There is also an ad for the WSJ Professional Edition:
Editors' Deep Dive: Shell Companies Often Dubious
*Here's a post from May of '08, just one of many examples:
Chameleons on the Pink Sheets
On April 22 I was rambling about Planktos and penny stock deals:
...A classic history would be a Vancouver "junior resource" company in 1979, after the collapse of the oil and gold markets became a solar deal in '81 , an Aloe Vera deal to the yuppies mid '80's, a biotech in '86 ("we're the next Amgen"or "A cure for AIDS"), then on to neutraceuticals or spas, Indian casinos, software, then the great "i", "e-" and ".com" gold rush. Someday I'll get around to checking if some lunatic scammer actually went with "".
The next group of parasites were the "homeland security" companies, then land deals. 
The "resource" scams never went away and became more prominent in 2002 after gold had moved off its $252 bear market low.  
We're in the Green boom (happy Earth day by the way) now, who knows what's next....

Today in EuroInvestor:

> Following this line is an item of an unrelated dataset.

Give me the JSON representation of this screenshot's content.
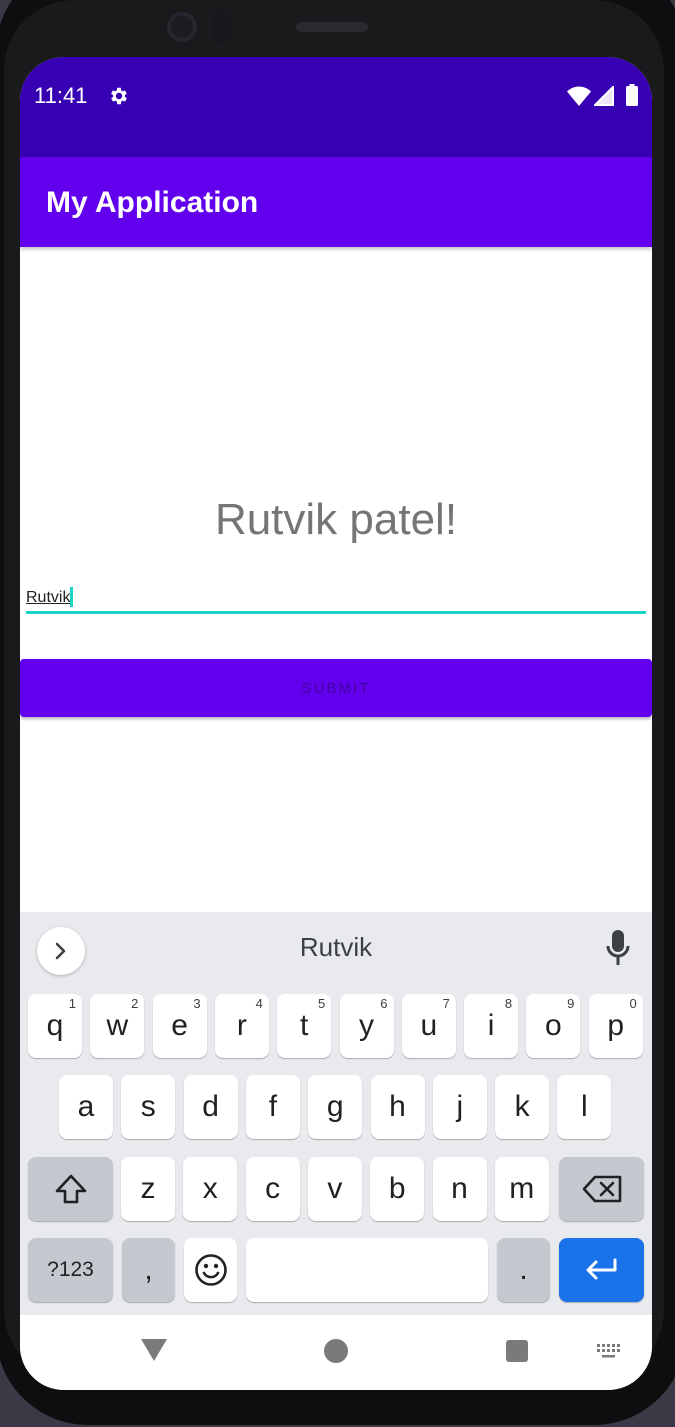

...The recently re-named Homeland Security Network, Inc. (Pink Sheets:HYSN), doing business as Global Ecology Corporation (GEC) announced today that it has received their initial order from its soil remediation project in Juarez, Mexico. The total value of the purchase orders, involving several of the partnerships soil-based products, is $2 million with delivery to begin this June....